The Pope and I have a knee pain. To the Pope, the right; to me the left. I find out about the Supreme Pontiff on the radio, as I walk through the park with a slight limp and smile at this coincidence that unites two people so distant. Then I think that the world must be full of people whose joints ache: French, English, German, Swedes, Finns… Different languages and beliefs, but identical pain.
My knee hurts.
Je mal au genou.
‘My knee hurts’.
I don’t know how to say it Esperanto. I would ask my father, who knew this universal language, but he left us a long time ago. My father believed that Esperanto would triumph, but what has triumphed is knee pain. Sometimes we stop naming things so that things disappear, but things are still there, hurting, hurting. It is not strange that heor that less is named is what does more damage. What is least mentioned is encapsulated in the unconscious, which is a concrete box with pores through which the truth comes out under pressure, translating into bodily discomfort for which there is no known medicine. Is named somatization.

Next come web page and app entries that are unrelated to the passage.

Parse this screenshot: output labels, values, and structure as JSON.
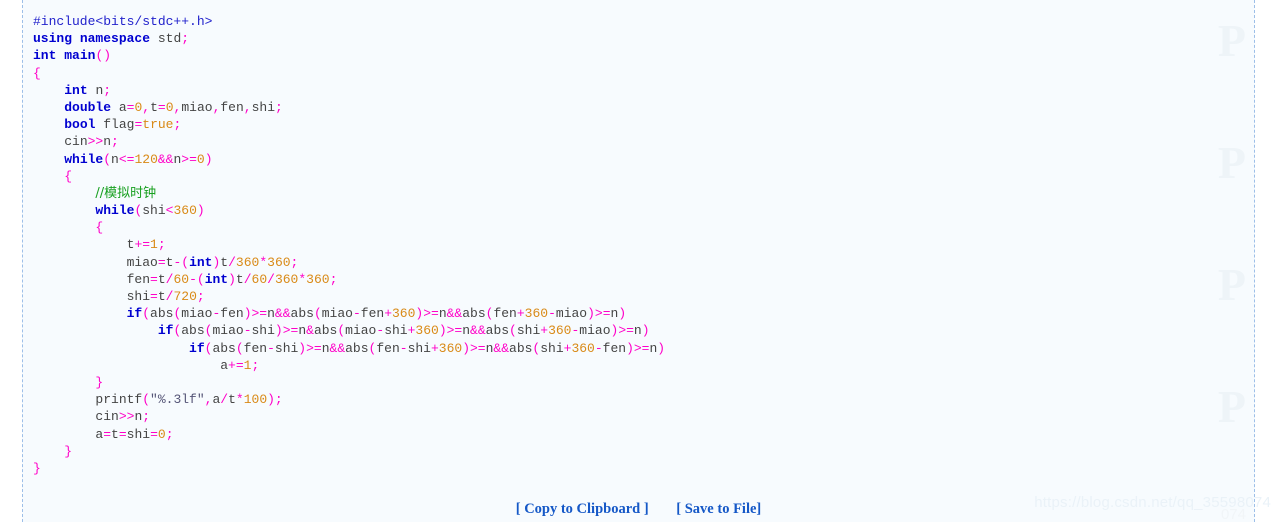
{
  "code_block": {
    "language": "cpp",
    "lines": [
      {
        "id": "l1",
        "text": "#include<bits/stdc++.h>"
      },
      {
        "id": "l2",
        "text": "using namespace std;"
      },
      {
        "id": "l3",
        "text": "int main()"
      },
      {
        "id": "l4",
        "text": "{"
      },
      {
        "id": "l5",
        "text": "    int n;"
      },
      {
        "id": "l6",
        "text": "    double a=0,t=0,miao,fen,shi;"
      },
      {
        "id": "l7",
        "text": "    bool flag=true;"
      },
      {
        "id": "l8",
        "text": "    cin>>n;"
      },
      {
        "id": "l9",
        "text": "    while(n<=120&&n>=0)"
      },
      {
        "id": "l10",
        "text": "    {"
      },
      {
        "id": "l11",
        "text": "        //模拟时钟"
      },
      {
        "id": "l12",
        "text": "        while(shi<360)"
      },
      {
        "id": "l13",
        "text": "        {"
      },
      {
        "id": "l14",
        "text": "            t+=1;"
      },
      {
        "id": "l15",
        "text": "            miao=t-(int)t/360*360;"
      },
      {
        "id": "l16",
        "text": "            fen=t/60-(int)t/60/360*360;"
      },
      {
        "id": "l17",
        "text": "            shi=t/720;"
      },
      {
        "id": "l18",
        "text": "            if(abs(miao-fen)>=n&&abs(miao-fen+360)>=n&&abs(fen+360-miao)>=n)"
      },
      {
        "id": "l19",
        "text": "                if(abs(miao-shi)>=n&abs(miao-shi+360)>=n&&abs(shi+360-miao)>=n)"
      },
      {
        "id": "l20",
        "text": "                    if(abs(fen-shi)>=n&&abs(fen-shi+360)>=n&&abs(shi+360-fen)>=n)"
      },
      {
        "id": "l21",
        "text": "                        a+=1;"
      },
      {
        "id": "l22",
        "text": "        }"
      },
      {
        "id": "l23",
        "text": "        printf(\"%.3lf\",a/t*100);"
      },
      {
        "id": "l24",
        "text": "        cin>>n;"
      },
      {
        "id": "l25",
        "text": "        a=t=shi=0;"
      },
      {
        "id": "l26",
        "text": "    }"
      },
      {
        "id": "l27",
        "text": "}"
      }
    ],
    "comment_text": "//模拟时钟"
  },
  "footer": {
    "copy_label": "[ Copy to Clipboard ]",
    "save_label": "[ Save to File]"
  },
  "watermark": {
    "url": "https://blog.csdn.net/qq_35598074",
    "mark_letter": "P",
    "bottom_fragment": "074"
  },
  "colors": {
    "panel_background": "#f7fbfe",
    "border": "#9dbfe8",
    "keyword": "#0000d0",
    "preprocessor": "#2222cc",
    "punctuation": "#ff00c8",
    "number": "#d98a17",
    "identifier": "#444444",
    "string": "#555577",
    "comment": "#18a020",
    "link": "#1558c7",
    "watermark": "#eaf2f8"
  }
}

Francisco’s knee problem, however, is wear, old age. If the Pope were to read these lines, he would recommend that he take magnesium, a chemical element with symbol Mg and atomic number 12. Among us, it was made fashionable by Ana María Lajusticia, a 97-year-old scientist who wore a corset of rods for 21 years. She dispensed with it thanks to the ingestion of this element that promoted in his book ‘Magnesium, key to health’, published in 1979 and translated into several languages. The best, from my point of view, is to combine magnesium with collagen, a protein that represents 25% of those available to mammals. I say all this a bit blindly, because I don’t know anything about chemistry or physics, but Ana María Lajusticia’s pills work well for me, perhaps because I believe in them as Pope Francis believes in God. I wonder if God is a placebo.